Ottawa considers banning China’s Huawei, a telecommunications equipment and services company, for fear that the Chinese government is using their products to spy on other countries. Huawei denies the claim.

April 2012
Former presidential advisor and counter-terrorism expert Richard A. Clarke publishes Cyber War about the threat of cyber-terrorism. In the book, Clarke warns about an “electronic Pearl Harbor” replete with mass blackouts and subway crashes.

February 2013
A 12-storey building on the outskirts of Shanghai is discovered to be the headquarters of Unit 61398 of the People’s Liberation Army—the unit suspected of being behind cyber attacks around the world.

March 2013
Internet activist and Reddit co-founder Aaron Swartz commits suicide at 26. In 2011, Swartz was arrested for allegedly downloading around four million academic journals with intent to distribute them for free.

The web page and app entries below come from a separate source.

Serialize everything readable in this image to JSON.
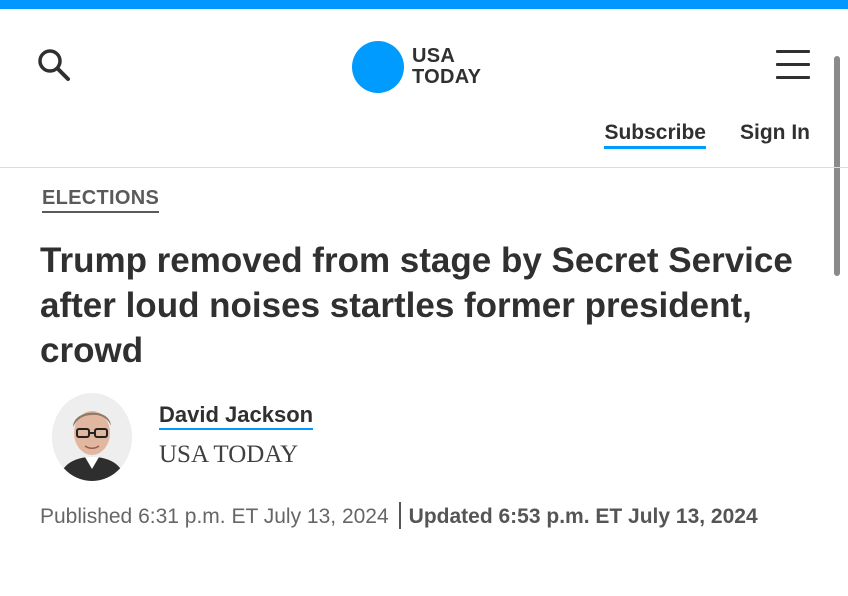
{
  "colors": {
    "accent": "#009bff",
    "top_bar": "#0098fe",
    "text": "#303030"
  },
  "header": {
    "logo_line1": "USA",
    "logo_line2": "TODAY",
    "search_icon": "search-icon",
    "menu_icon": "hamburger-menu-icon",
    "subscribe_label": "Subscribe",
    "signin_label": "Sign In"
  },
  "article": {
    "section": "ELECTIONS",
    "headline": "Trump removed from stage by Secret Service after loud noises startles former president, crowd",
    "author": {
      "name": "David Jackson",
      "organization": "USA TODAY"
    },
    "published": "Published 6:31 p.m. ET July 13, 2024",
    "updated": "Updated 6:53 p.m. ET July 13, 2024"
  }
}
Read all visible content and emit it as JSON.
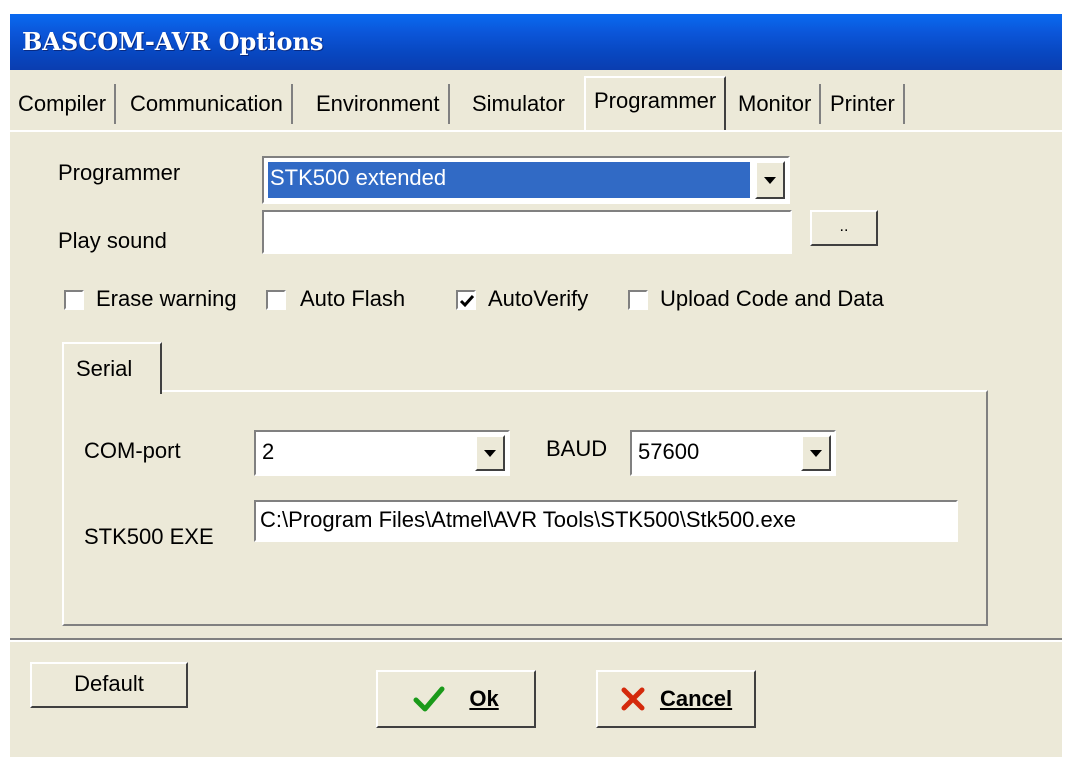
{
  "window": {
    "title": "BASCOM-AVR Options"
  },
  "tabs": [
    {
      "label": "Compiler"
    },
    {
      "label": "Communication"
    },
    {
      "label": "Environment"
    },
    {
      "label": "Simulator"
    },
    {
      "label": "Programmer",
      "active": true
    },
    {
      "label": "Monitor"
    },
    {
      "label": "Printer"
    }
  ],
  "programmer": {
    "label": "Programmer",
    "selected": "STK500 extended"
  },
  "play_sound": {
    "label": "Play sound",
    "value": "",
    "browse_label": ".."
  },
  "options": [
    {
      "label": "Erase warning",
      "checked": false
    },
    {
      "label": "Auto Flash",
      "checked": false
    },
    {
      "label": "AutoVerify",
      "checked": true
    },
    {
      "label": "Upload Code and Data",
      "checked": false
    }
  ],
  "serial": {
    "tab_label": "Serial",
    "com_port_label": "COM-port",
    "com_port_value": "2",
    "baud_label": "BAUD",
    "baud_value": "57600",
    "exe_label": "STK500 EXE",
    "exe_value": "C:\\Program Files\\Atmel\\AVR Tools\\STK500\\Stk500.exe"
  },
  "buttons": {
    "default": "Default",
    "ok": "Ok",
    "cancel": "Cancel"
  },
  "icons": {
    "ok": "checkmark-icon",
    "cancel": "x-cross-icon",
    "ok_color": "#1a9a1a",
    "cancel_color": "#d42a0c"
  }
}
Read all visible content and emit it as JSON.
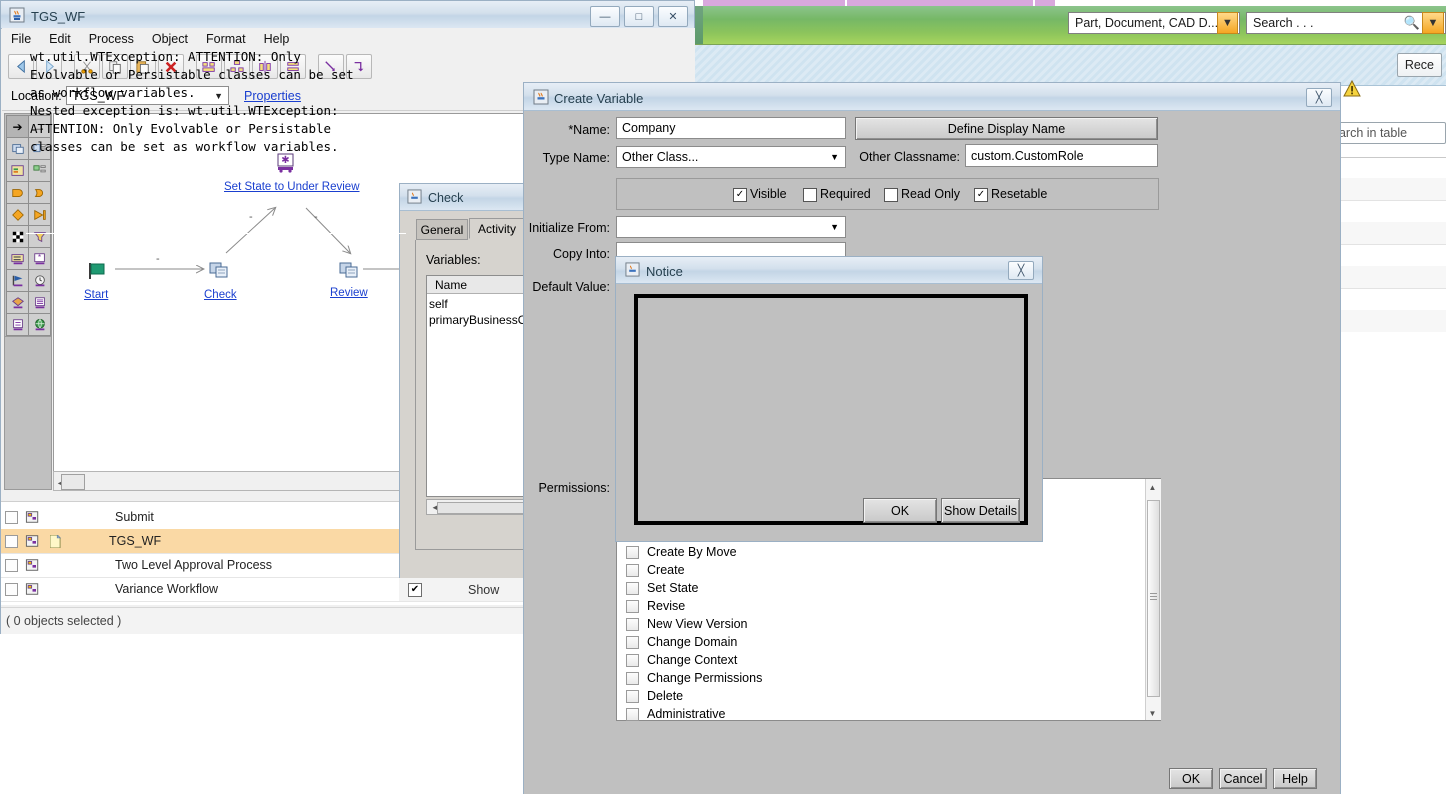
{
  "web_app": {
    "search_scope": "Part, Document, CAD D...",
    "search_placeholder": "Search . . .",
    "recent_button": "Rece",
    "table_search_placeholder": "earch in table",
    "banner_color": "#8cc45c",
    "tabstrip_color": "#d9a8dd"
  },
  "workflow_window": {
    "title": "TGS_WF",
    "menu": [
      "File",
      "Edit",
      "Process",
      "Object",
      "Format",
      "Help"
    ],
    "window_buttons": {
      "minimize": "—",
      "maximize": "□",
      "close": "✕"
    },
    "toolbar_icons": [
      "back-icon",
      "forward-icon",
      "cut-icon",
      "copy-icon",
      "paste-icon",
      "delete-icon",
      "align-nodes-icon",
      "distribute-icon",
      "align-vertical-icon",
      "align-horizontal-icon",
      "connect-link-icon",
      "route-link-icon"
    ],
    "location_label": "Location:",
    "location_value": "TGS_WF",
    "properties_link": "Properties",
    "palette_icons": [
      "select-arrow-icon",
      "link-arrow-icon",
      "activity-icon",
      "activity-list-icon",
      "block-icon",
      "block-link-icon",
      "start-shape-icon",
      "end-shape-icon",
      "decision-icon",
      "launch-icon",
      "checker-flag-icon",
      "funnel-icon",
      "form-icon",
      "event-icon",
      "flag-icon",
      "timer-icon",
      "url-icon",
      "document-icon",
      "exchange-icon",
      "globe-icon"
    ],
    "diagram": {
      "nodes": [
        {
          "name": "Start",
          "icon": "green-flag-icon"
        },
        {
          "name": "Check",
          "icon": "activity-icon"
        },
        {
          "name": "Set State to Under Review",
          "icon": "set-state-icon"
        },
        {
          "name": "Review",
          "icon": "activity-icon"
        }
      ],
      "edge_labels": [
        "-",
        "-",
        "-"
      ]
    },
    "list_rows": [
      {
        "name": "Submit",
        "selected": false,
        "has_note": false
      },
      {
        "name": "TGS_WF",
        "selected": true,
        "has_note": true
      },
      {
        "name": "Two Level Approval Process",
        "selected": false,
        "has_note": false
      },
      {
        "name": "Variance Workflow",
        "selected": false,
        "has_note": false
      }
    ],
    "status_text": "( 0 objects selected )"
  },
  "check_dialog": {
    "title": "Check",
    "tabs": [
      {
        "label": "General",
        "active": false
      },
      {
        "label": "Activity",
        "active": true
      }
    ],
    "variables_label": "Variables:",
    "variables_header": "Name",
    "variables": [
      "self",
      "primaryBusinessOb"
    ],
    "show_label": "Show",
    "show_checked": "✔"
  },
  "create_variable": {
    "title": "Create Variable",
    "name_label": "*Name:",
    "name_value": "Company",
    "define_display_name_button": "Define Display Name",
    "type_name_label": "Type Name:",
    "type_name_value": "Other Class...",
    "other_classname_label": "Other Classname:",
    "other_classname_value": "custom.CustomRole",
    "flags": [
      {
        "label": "Visible",
        "checked": true
      },
      {
        "label": "Required",
        "checked": false
      },
      {
        "label": "Read Only",
        "checked": false
      },
      {
        "label": "Resetable",
        "checked": true
      }
    ],
    "initialize_from_label": "Initialize From:",
    "initialize_from_value": "",
    "copy_into_label": "Copy Into:",
    "copy_into_value": "",
    "default_value_label": "Default Value:",
    "permissions_label": "Permissions:",
    "permissions": [
      "Create By Move",
      "Create",
      "Set State",
      "Revise",
      "New View Version",
      "Change Domain",
      "Change Context",
      "Change Permissions",
      "Delete",
      "Administrative"
    ],
    "buttons": {
      "ok": "OK",
      "cancel": "Cancel",
      "help": "Help"
    }
  },
  "notice_dialog": {
    "title": "Notice",
    "message": "wt.util.WTException: ATTENTION: Only\nEvolvable or Persistable classes can be set\nas workflow variables.\nNested exception is: wt.util.WTException:\nATTENTION: Only Evolvable or Persistable\nclasses can be set as workflow variables.",
    "ok_button": "OK",
    "details_button": "Show Details"
  }
}
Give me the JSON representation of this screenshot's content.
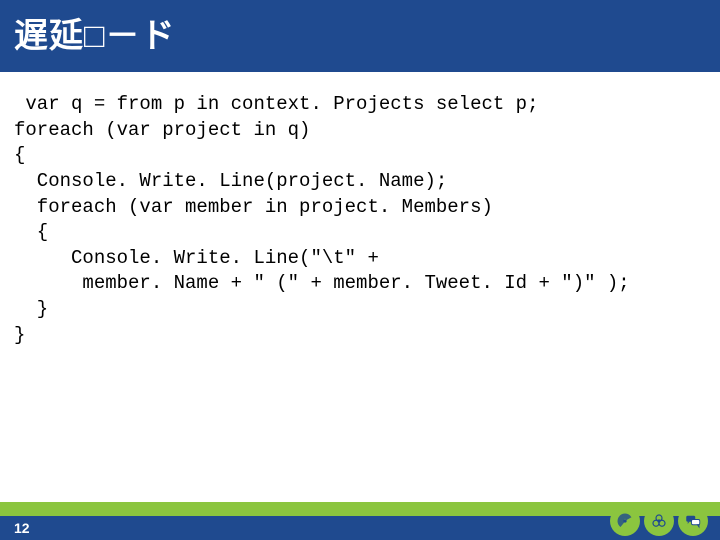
{
  "header": {
    "title": "遅延□－ド"
  },
  "code": {
    "lines": [
      " var q = from p in context. Projects select p;",
      "foreach (var project in q)",
      "{",
      "  Console. Write. Line(project. Name);",
      "  foreach (var member in project. Members)",
      "  {",
      "     Console. Write. Line(\"\\t\" +",
      "      member. Name + \" (\" + member. Tweet. Id + \")\" );",
      "  }",
      "}"
    ]
  },
  "footer": {
    "page_number": "12"
  }
}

April 2013
Matthew Keys, the deputy social media editor for Reuters, is fired after being indicted on federal charges for conspiring with Anonymous. It’s alleged that Keys conspired with Anonymous in order to hack into and change a news story on the Los Angeles Times website.

April 2013
The 2013 Data Breach Investigations Report says that 96 per cent of incidents of government cyber-espionage originate in China. The other 4 percent are from unknown sources.

May 2013
In just 10 hours, hackers in more than two dozen countries steal $45 million from thousands of ATMs around the world. They erased withdrawal limits on prepaid debit cards in tens of thousands of transactions. Eight defendants are charged for attacks in December and February.

May 2013
All four members of LulzSec, a group of hackers that attacked multiple organizations, are sentenced in the UK for their crimes. Hacking mostly for the fun of it, LulzSec went after Sony, the CIA, and Fox.

Cyberattacks diminish rather than accentuate political violence by making it easier for states, groups, and individuals to engage in two kinds of aggression that do not rise to the level of war: sabotage and espionage. Weaponized computer code and computer-based sabotage operations make it possible to carry out highly targeted attacks on an adversary’s technical systems without directly and physically harming human operators and managers.